= What the task requires =
The answer must be one number: the count of lines in the data below that include "Entities".

= Data records =
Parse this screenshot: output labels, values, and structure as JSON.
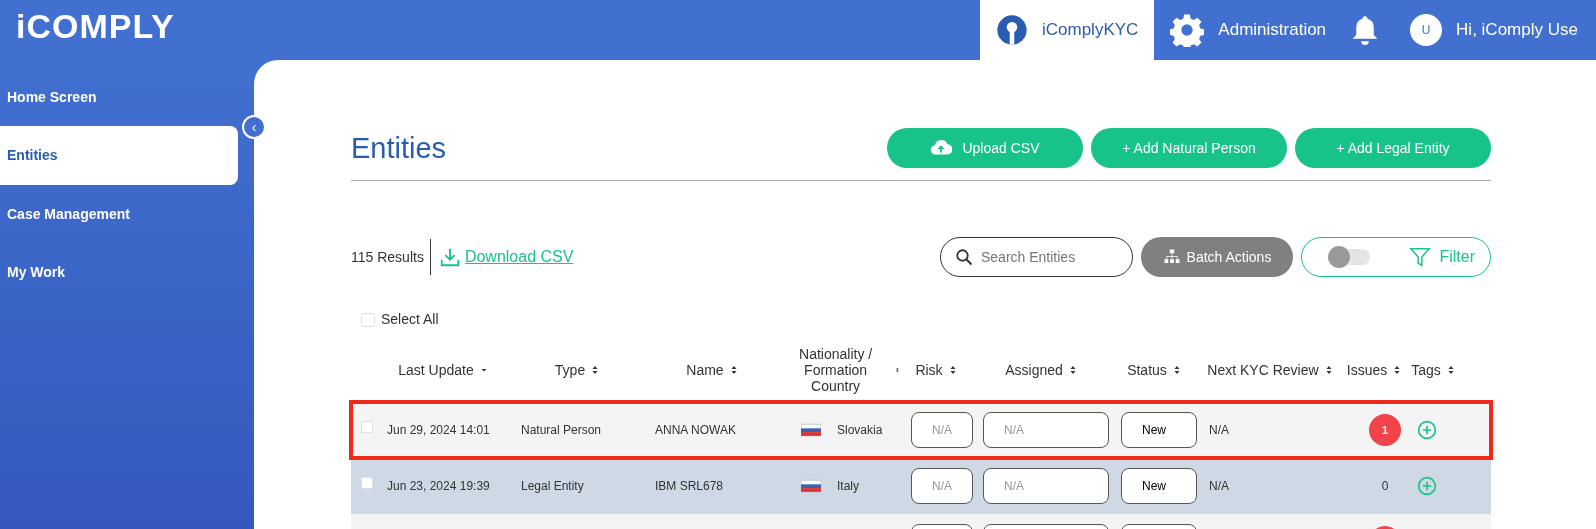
{
  "logo": "iCOMPLY",
  "topnav": [
    {
      "kind": "app",
      "label": "iComplyKYC",
      "selected": true
    },
    {
      "kind": "gear",
      "label": "Administration",
      "selected": false
    },
    {
      "kind": "bell",
      "selected": false
    },
    {
      "kind": "user",
      "avatar": "U",
      "label": "Hi, iComply Use",
      "selected": false
    }
  ],
  "sidebar": {
    "items": [
      {
        "label": "Home Screen",
        "selected": false
      },
      {
        "label": "Entities",
        "selected": true
      },
      {
        "label": "Case Management",
        "selected": false
      },
      {
        "label": "My Work",
        "selected": false
      }
    ],
    "collapse_icon": "‹"
  },
  "page": {
    "title": "Entities",
    "buttons": [
      {
        "kind": "upload",
        "label": "Upload CSV"
      },
      {
        "kind": "add",
        "label": "+ Add Natural Person"
      },
      {
        "kind": "add",
        "label": "+ Add Legal Entity"
      }
    ]
  },
  "toolbar": {
    "results": "115 Results",
    "download": "Download CSV",
    "search": {
      "placeholder": "Search Entities"
    },
    "batch": "Batch Actions",
    "filter_toggle_on": false,
    "filter": "Filter"
  },
  "select_all": {
    "label": "Select All",
    "checked": false
  },
  "table": {
    "columns": [
      {
        "label": "Last Update",
        "sorted": true
      },
      {
        "label": "Type",
        "sorted": false
      },
      {
        "label": "Name",
        "sorted": false
      },
      {
        "label": "Nationality / Formation Country",
        "sorted": false
      },
      {
        "label": "Risk",
        "sorted": false
      },
      {
        "label": "Assigned",
        "sorted": false
      },
      {
        "label": "Status",
        "sorted": false
      },
      {
        "label": "Next KYC Review",
        "sorted": false
      },
      {
        "label": "Issues",
        "sorted": false
      },
      {
        "label": "Tags",
        "sorted": false
      }
    ],
    "rows": [
      {
        "checked": false,
        "highlighted": true,
        "last_update": "Jun 29, 2024 14:01",
        "type": "Natural Person",
        "name": "ANNA NOWAK",
        "country": "Slovakia",
        "risk": {
          "placeholder": "N/A"
        },
        "assigned": {
          "placeholder": "N/A"
        },
        "status": "New",
        "next_review": "N/A",
        "issues": "1",
        "issues_alert": true
      },
      {
        "checked": false,
        "highlighted": false,
        "last_update": "Jun 23, 2024 19:39",
        "type": "Legal Entity",
        "name": "IBM SRL678",
        "country": "Italy",
        "risk": {
          "placeholder": "N/A"
        },
        "assigned": {
          "placeholder": "N/A"
        },
        "status": "New",
        "next_review": "N/A",
        "issues": "0",
        "issues_alert": false
      },
      {
        "issues_alert": true
      }
    ]
  }
}
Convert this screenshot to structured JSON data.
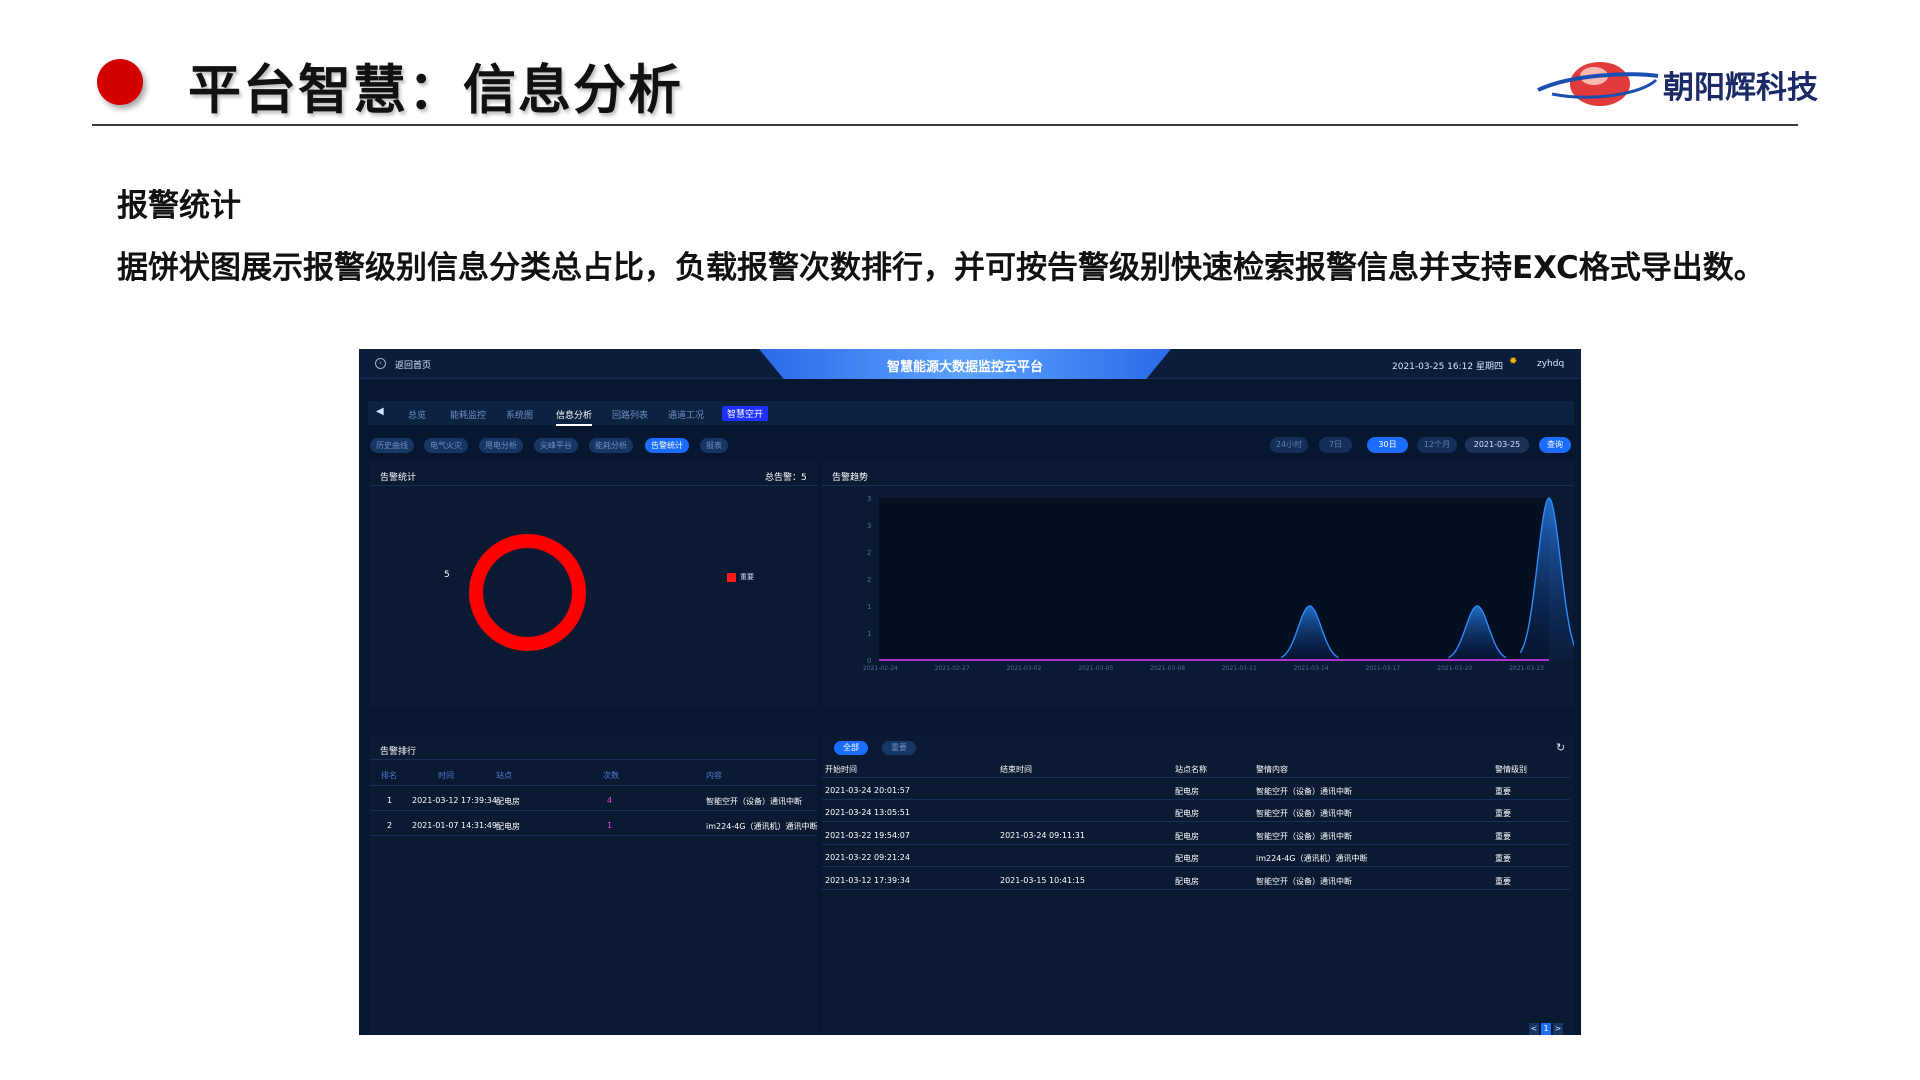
{
  "slide": {
    "title": "平台智慧：信息分析",
    "brand": "朝阳辉科技",
    "section_title": "报警统计",
    "description": "据饼状图展示报警级别信息分类总占比，负载报警次数排行，并可按告警级别快速检索报警信息并支持EXC格式导出数。"
  },
  "dashboard": {
    "back_label": "返回首页",
    "title": "智慧能源大数据监控云平台",
    "datetime": "2021-03-25 16:12 星期四",
    "user": "zyhdq",
    "nav": [
      {
        "label": "总览",
        "active": false
      },
      {
        "label": "能耗监控",
        "active": false
      },
      {
        "label": "系统图",
        "active": false
      },
      {
        "label": "信息分析",
        "active": true
      },
      {
        "label": "回路列表",
        "active": false
      },
      {
        "label": "通道工况",
        "active": false
      },
      {
        "label": "智慧空开",
        "active": false,
        "badge": true
      }
    ],
    "subtabs": [
      {
        "label": "历史曲线",
        "active": false
      },
      {
        "label": "电气火灾",
        "active": false
      },
      {
        "label": "用电分析",
        "active": false
      },
      {
        "label": "尖峰平谷",
        "active": false
      },
      {
        "label": "能耗分析",
        "active": false
      },
      {
        "label": "告警统计",
        "active": true
      },
      {
        "label": "报表",
        "active": false
      }
    ],
    "ranges": [
      {
        "label": "24小时",
        "active": false
      },
      {
        "label": "7日",
        "active": false
      },
      {
        "label": "30日",
        "active": true
      },
      {
        "label": "12个月",
        "active": false
      }
    ],
    "date_value": "2021-03-25",
    "query_label": "查询",
    "alarm_stats": {
      "title": "告警统计",
      "total_label": "总告警：5",
      "donut_value": "5",
      "legend": "重要",
      "legend_color": "#ff1a1a"
    },
    "trend": {
      "title": "告警趋势"
    },
    "ranking": {
      "title": "告警排行",
      "headers": [
        "排名",
        "时间",
        "站点",
        "次数",
        "内容"
      ],
      "rows": [
        [
          "1",
          "2021-03-12 17:39:34",
          "配电房",
          "4",
          "智能空开（设备）通讯中断"
        ],
        [
          "2",
          "2021-01-07 14:31:49",
          "配电房",
          "1",
          "im224-4G（通讯机）通讯中断"
        ]
      ]
    },
    "alarm_list": {
      "tabs": [
        {
          "label": "全部",
          "active": true
        },
        {
          "label": "重要",
          "active": false
        }
      ],
      "headers": [
        "开始时间",
        "结束时间",
        "站点名称",
        "警情内容",
        "警情级别"
      ],
      "rows": [
        [
          "2021-03-24 20:01:57",
          "",
          "配电房",
          "智能空开（设备）通讯中断",
          "重要"
        ],
        [
          "2021-03-24 13:05:51",
          "",
          "配电房",
          "智能空开（设备）通讯中断",
          "重要"
        ],
        [
          "2021-03-22 19:54:07",
          "2021-03-24 09:11:31",
          "配电房",
          "智能空开（设备）通讯中断",
          "重要"
        ],
        [
          "2021-03-22 09:21:24",
          "",
          "配电房",
          "im224-4G（通讯机）通讯中断",
          "重要"
        ],
        [
          "2021-03-12 17:39:34",
          "2021-03-15 10:41:15",
          "配电房",
          "智能空开（设备）通讯中断",
          "重要"
        ]
      ],
      "pager": {
        "prev": "<",
        "current": "1",
        "next": ">"
      }
    }
  },
  "chart_data": {
    "type": "area",
    "x": [
      "2021-02-24",
      "2021-02-27",
      "2021-03-02",
      "2021-03-05",
      "2021-03-08",
      "2021-03-11",
      "2021-03-14",
      "2021-03-17",
      "2021-03-20",
      "2021-03-23"
    ],
    "yticks": [
      "0",
      "1",
      "1",
      "2",
      "2",
      "3",
      "3"
    ],
    "ylim": [
      0,
      3
    ],
    "peaks": [
      {
        "date": "2021-03-14",
        "value": 1
      },
      {
        "date": "2021-03-21",
        "value": 1
      },
      {
        "date": "2021-03-24",
        "value": 3
      }
    ],
    "line_color": "#2b8bff",
    "baseline_color": "#e23bff"
  }
}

= Task answer =
3